Rep. Susan Davis (D-San Diego) proposed a measure Tuesday that would give their families more food stamp dollars during the summer instead of asking them to show up at libraries and recreation centers for the meal programs.
Davis points to a study that shows a lack of transportation and awareness keep the majority of eligible students from claiming free summer lunches at various community sites.
She said hunger could worsen what educators call “summer learning loss” in low-income students.
“They’re not studying, they’re not focusing on learning, and that’s going to happen,” Davis said. “But I think it happens particularly when children just truly are not well fed during the summertime.”
Davis said the bill would not cut into funding for existing summer meal programs, which often include activities to help stave off learning loss.
The bill would expand nationwide a pilot program that gave parents in eight states up to $60 extra on their EBT cards each month during the summer. Those receiving Supplemental Nutrition Assistance Program benefits – also called SNAP or food stamps – use EBT cards to buy groceries at food retail stores. The program was not offered in California.

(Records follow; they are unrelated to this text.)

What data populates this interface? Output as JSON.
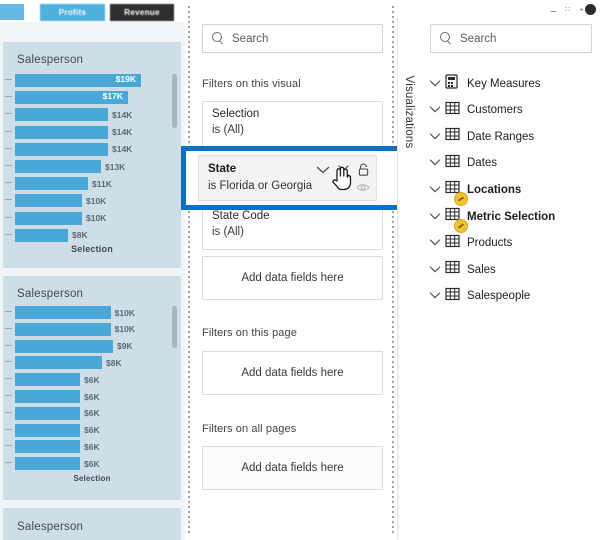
{
  "report": {
    "buttons": [
      {
        "label": "Profits",
        "state": "selected"
      },
      {
        "label": "Revenue",
        "state": "unselected"
      }
    ],
    "charts": [
      {
        "title": "Salesperson",
        "axis_caption": "Selection",
        "scrollbar": true
      },
      {
        "title": "Salesperson",
        "axis_caption": "Selection",
        "scrollbar": true
      },
      {
        "title": "Salesperson",
        "axis_caption": "",
        "scrollbar": false
      }
    ]
  },
  "chart_data": [
    {
      "type": "bar",
      "title": "Salesperson",
      "xlabel": "Selection",
      "ylabel": "",
      "orientation": "horizontal",
      "categories": [
        "",
        "",
        "",
        "",
        "",
        "",
        "",
        "",
        "",
        ""
      ],
      "values": [
        19,
        17,
        14,
        14,
        14,
        13,
        11,
        10,
        10,
        8
      ],
      "value_labels": [
        "$19K",
        "$17K",
        "$14K",
        "$14K",
        "$14K",
        "$13K",
        "$11K",
        "$10K",
        "$10K",
        "$8K"
      ],
      "label_placement": [
        "inside",
        "inside",
        "outside",
        "outside",
        "outside",
        "outside",
        "outside",
        "outside",
        "outside",
        "outside"
      ],
      "xlim": [
        0,
        20
      ],
      "grid": false,
      "legend": "none",
      "bar_color": "#4aa8d8"
    },
    {
      "type": "bar",
      "title": "Salesperson",
      "xlabel": "Selection",
      "ylabel": "",
      "orientation": "horizontal",
      "categories": [
        "",
        "",
        "",
        "",
        "",
        "",
        "",
        "",
        "",
        ""
      ],
      "values": [
        10,
        10,
        9,
        8,
        6,
        6,
        6,
        6,
        6,
        6
      ],
      "value_labels": [
        "$10K",
        "$10K",
        "$9K",
        "$8K",
        "$6K",
        "$6K",
        "$6K",
        "$6K",
        "$6K",
        "$6K"
      ],
      "label_placement": [
        "outside",
        "outside",
        "outside",
        "outside",
        "outside",
        "outside",
        "outside",
        "outside",
        "outside",
        "outside"
      ],
      "xlim": [
        0,
        11
      ],
      "grid": false,
      "legend": "none",
      "bar_color": "#4aa8d8"
    }
  ],
  "filters_pane": {
    "search": {
      "placeholder": "Search"
    },
    "sections": [
      {
        "title": "Filters on this visual",
        "menu": "···"
      },
      {
        "title": "Filters on this page",
        "menu": "···"
      },
      {
        "title": "Filters on all pages",
        "menu": "···"
      }
    ],
    "visual_filters": [
      {
        "name": "Selection",
        "value": "is (All)"
      },
      {
        "name": "State",
        "value": "is Florida or Georgia",
        "highlighted": true,
        "icons": [
          "chevron-down-icon",
          "clear-filter-icon",
          "lock-icon",
          "hide-filter-icon"
        ]
      },
      {
        "name": "State Code",
        "value": "is (All)"
      }
    ],
    "dropzone_label": "Add data fields here"
  },
  "fields_pane": {
    "search": {
      "placeholder": "Search"
    },
    "viz_tab_label": "Visualizations",
    "tables": [
      {
        "label": "Key Measures",
        "icon": "measure-table-icon",
        "bold": false,
        "badge": false
      },
      {
        "label": "Customers",
        "icon": "table-icon",
        "bold": false,
        "badge": false
      },
      {
        "label": "Date Ranges",
        "icon": "table-icon",
        "bold": false,
        "badge": false
      },
      {
        "label": "Dates",
        "icon": "table-icon",
        "bold": false,
        "badge": false
      },
      {
        "label": "Locations",
        "icon": "table-icon",
        "bold": true,
        "badge": true
      },
      {
        "label": "Metric Selection",
        "icon": "table-icon",
        "bold": true,
        "badge": true
      },
      {
        "label": "Products",
        "icon": "table-icon",
        "bold": false,
        "badge": false
      },
      {
        "label": "Sales",
        "icon": "table-icon",
        "bold": false,
        "badge": false
      },
      {
        "label": "Salespeople",
        "icon": "table-icon",
        "bold": false,
        "badge": false
      }
    ]
  },
  "window_controls": {
    "items": [
      "minimize-icon",
      "restore-icon",
      "pin-icon",
      "menu-dot-icon"
    ]
  },
  "colors": {
    "accent_blue": "#0b6fc4",
    "bar_blue": "#4aa8d8",
    "card_bg": "#cfdde7",
    "badge_yellow": "#f2c230"
  }
}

Students in the pilot were reportedly less hungry, ate fresher foods and cost the federal government less than they would have if they went to a summer meal site for lunch. Sen. Patty Murray (D-Wash.) has already called for Congress to expand funding for the program in the Senate’s Agriculture Appropriations bill.
Davis said the full cost of of the nationwide expansion hasn’t yet been calculated, but that she’ll fund it by closing a tax loophole that she said lets companies doing the majority of their business in the United States skip paying taxes by claiming their tax home elsewhere. She said that should also satisfy a Congress that has been divided on funding levels for nutrition assistance programs in recent years.
The number of Americans using food stamps has increased by about 7.5 million since 1990. In February, lawmakers voted to cut $8.6 billion from SNAP over the next decade.